To me, the Massacre of the Innocents was a consequence of Herod’s extreme desires to stay in power which produced a man capable of doing anything to stay in power. He was so obsessed with this idea that he was fearful and suspicious of everybody. He could not allow somebody who could be a rival to his power to stay alive. This massacre was just another of Herod’s many ruthless acts. Matthew’s account is credible when you take into consideration Herod’s fears together with his murderous inclinations.
Mathew’s story makes sense because it corresponds with Herod’s reign of terror. As for why it is not included in Josephus works, the number of infants – from six to a dozen – killed during the night of the massacre was too insignificant to be known, much less recorded, by Josephus. The unbelievers conveniently forget that he didn’t know, first hand, either Herod or Jesus. He published his work in 94 AD; 98 years after Herod’s death and some 62 after Jesus’. His disregarding it is understandably. Additionally, the event happened 100 years before Josephus wrote his Antiquities of the Jews.

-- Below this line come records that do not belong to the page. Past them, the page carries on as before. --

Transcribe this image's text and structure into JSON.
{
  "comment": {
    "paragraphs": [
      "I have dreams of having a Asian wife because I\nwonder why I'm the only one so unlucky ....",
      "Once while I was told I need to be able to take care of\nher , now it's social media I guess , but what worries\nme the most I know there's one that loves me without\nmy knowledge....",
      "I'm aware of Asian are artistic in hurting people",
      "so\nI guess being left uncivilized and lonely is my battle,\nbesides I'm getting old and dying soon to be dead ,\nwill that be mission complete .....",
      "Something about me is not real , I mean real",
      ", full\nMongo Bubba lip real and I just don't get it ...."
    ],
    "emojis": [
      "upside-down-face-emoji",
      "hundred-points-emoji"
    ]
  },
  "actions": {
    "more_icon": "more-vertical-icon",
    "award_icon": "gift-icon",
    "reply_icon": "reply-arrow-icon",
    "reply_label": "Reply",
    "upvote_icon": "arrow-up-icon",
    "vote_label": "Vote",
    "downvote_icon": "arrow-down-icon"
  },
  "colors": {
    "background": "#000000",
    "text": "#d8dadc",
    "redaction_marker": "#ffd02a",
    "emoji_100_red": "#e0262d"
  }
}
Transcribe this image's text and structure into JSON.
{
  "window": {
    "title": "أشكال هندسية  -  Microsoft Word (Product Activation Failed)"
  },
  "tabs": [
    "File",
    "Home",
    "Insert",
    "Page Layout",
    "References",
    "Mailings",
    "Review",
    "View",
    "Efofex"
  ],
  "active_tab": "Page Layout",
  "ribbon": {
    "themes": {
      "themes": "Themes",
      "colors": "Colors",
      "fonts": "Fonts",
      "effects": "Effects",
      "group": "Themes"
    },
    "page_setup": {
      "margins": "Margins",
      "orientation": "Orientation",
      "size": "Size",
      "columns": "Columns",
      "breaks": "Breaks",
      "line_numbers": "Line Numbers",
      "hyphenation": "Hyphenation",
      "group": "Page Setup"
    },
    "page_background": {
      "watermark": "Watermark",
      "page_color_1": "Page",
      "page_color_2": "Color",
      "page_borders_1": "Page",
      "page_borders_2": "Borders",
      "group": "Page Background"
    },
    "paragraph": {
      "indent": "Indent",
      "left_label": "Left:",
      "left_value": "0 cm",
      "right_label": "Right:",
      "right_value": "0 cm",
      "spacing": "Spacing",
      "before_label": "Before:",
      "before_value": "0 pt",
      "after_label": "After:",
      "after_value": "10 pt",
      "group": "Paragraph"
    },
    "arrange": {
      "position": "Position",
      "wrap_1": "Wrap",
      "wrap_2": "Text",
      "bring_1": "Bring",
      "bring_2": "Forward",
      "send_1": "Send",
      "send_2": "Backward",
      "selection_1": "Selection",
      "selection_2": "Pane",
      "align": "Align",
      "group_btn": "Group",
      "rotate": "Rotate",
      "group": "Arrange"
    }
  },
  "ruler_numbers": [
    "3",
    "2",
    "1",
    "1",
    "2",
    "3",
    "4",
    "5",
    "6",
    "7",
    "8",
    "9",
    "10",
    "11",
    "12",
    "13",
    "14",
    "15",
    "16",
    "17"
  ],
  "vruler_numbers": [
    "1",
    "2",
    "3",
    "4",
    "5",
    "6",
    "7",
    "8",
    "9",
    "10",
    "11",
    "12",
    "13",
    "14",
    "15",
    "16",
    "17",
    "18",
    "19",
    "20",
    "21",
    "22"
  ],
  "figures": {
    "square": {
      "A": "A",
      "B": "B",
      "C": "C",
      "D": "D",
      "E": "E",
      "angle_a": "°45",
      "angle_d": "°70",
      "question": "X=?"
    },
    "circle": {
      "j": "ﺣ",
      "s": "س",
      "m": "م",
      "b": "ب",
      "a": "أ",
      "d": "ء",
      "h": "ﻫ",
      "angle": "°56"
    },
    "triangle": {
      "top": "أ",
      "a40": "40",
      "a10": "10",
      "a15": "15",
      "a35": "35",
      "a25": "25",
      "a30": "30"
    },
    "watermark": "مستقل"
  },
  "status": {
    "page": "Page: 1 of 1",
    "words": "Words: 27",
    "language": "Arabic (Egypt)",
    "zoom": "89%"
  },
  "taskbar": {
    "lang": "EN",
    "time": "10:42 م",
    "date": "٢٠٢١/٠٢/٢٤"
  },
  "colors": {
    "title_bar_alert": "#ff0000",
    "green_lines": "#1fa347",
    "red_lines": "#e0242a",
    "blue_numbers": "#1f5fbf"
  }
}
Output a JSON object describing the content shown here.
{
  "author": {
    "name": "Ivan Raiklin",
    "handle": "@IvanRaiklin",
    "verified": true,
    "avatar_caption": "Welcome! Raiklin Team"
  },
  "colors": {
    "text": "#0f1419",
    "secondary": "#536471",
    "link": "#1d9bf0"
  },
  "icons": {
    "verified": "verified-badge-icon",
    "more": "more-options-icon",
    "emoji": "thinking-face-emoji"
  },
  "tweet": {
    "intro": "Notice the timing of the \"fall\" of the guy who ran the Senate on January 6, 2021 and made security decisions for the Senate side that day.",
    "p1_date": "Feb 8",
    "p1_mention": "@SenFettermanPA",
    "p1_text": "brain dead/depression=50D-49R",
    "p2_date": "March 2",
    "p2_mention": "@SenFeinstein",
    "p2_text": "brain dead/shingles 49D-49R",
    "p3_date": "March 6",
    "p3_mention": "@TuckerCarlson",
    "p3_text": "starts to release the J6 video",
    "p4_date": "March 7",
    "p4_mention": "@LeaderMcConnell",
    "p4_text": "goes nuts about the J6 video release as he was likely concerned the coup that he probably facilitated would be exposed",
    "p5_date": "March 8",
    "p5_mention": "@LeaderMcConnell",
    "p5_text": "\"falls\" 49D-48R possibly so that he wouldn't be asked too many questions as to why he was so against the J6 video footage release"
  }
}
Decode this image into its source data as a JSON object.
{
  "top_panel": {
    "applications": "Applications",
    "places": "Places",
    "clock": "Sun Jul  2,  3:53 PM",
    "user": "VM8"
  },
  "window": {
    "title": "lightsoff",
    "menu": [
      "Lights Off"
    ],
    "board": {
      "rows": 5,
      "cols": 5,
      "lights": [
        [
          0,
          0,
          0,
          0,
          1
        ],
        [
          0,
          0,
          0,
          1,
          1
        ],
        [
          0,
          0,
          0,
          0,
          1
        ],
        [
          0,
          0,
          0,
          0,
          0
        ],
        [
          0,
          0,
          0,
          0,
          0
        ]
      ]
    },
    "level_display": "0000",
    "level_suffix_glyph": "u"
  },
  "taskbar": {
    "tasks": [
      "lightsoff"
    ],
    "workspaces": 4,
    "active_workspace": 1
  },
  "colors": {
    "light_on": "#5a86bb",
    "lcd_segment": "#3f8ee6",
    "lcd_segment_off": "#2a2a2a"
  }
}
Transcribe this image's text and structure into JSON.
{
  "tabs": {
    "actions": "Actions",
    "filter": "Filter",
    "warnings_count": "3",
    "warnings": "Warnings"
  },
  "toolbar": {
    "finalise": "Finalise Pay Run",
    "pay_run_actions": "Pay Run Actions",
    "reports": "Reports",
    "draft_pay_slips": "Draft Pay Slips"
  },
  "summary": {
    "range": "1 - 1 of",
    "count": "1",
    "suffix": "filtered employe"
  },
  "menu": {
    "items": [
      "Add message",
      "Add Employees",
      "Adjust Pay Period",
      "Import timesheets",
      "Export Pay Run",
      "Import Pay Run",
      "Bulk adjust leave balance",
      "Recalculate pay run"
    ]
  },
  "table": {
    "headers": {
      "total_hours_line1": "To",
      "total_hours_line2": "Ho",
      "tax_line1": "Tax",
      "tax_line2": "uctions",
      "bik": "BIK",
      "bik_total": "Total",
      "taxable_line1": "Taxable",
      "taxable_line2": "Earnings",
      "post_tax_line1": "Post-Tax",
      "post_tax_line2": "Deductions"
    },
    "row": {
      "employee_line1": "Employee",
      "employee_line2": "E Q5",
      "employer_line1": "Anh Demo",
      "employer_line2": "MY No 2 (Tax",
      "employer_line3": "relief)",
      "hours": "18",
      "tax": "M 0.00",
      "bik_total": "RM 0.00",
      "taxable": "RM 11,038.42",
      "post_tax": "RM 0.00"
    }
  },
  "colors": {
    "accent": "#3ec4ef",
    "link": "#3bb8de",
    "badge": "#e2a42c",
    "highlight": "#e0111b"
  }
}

I hope I have shown enough evidence that Matthew’s account of the massacre is authentic. Even if Josephus considered it too insignificant to include in his Antiquities.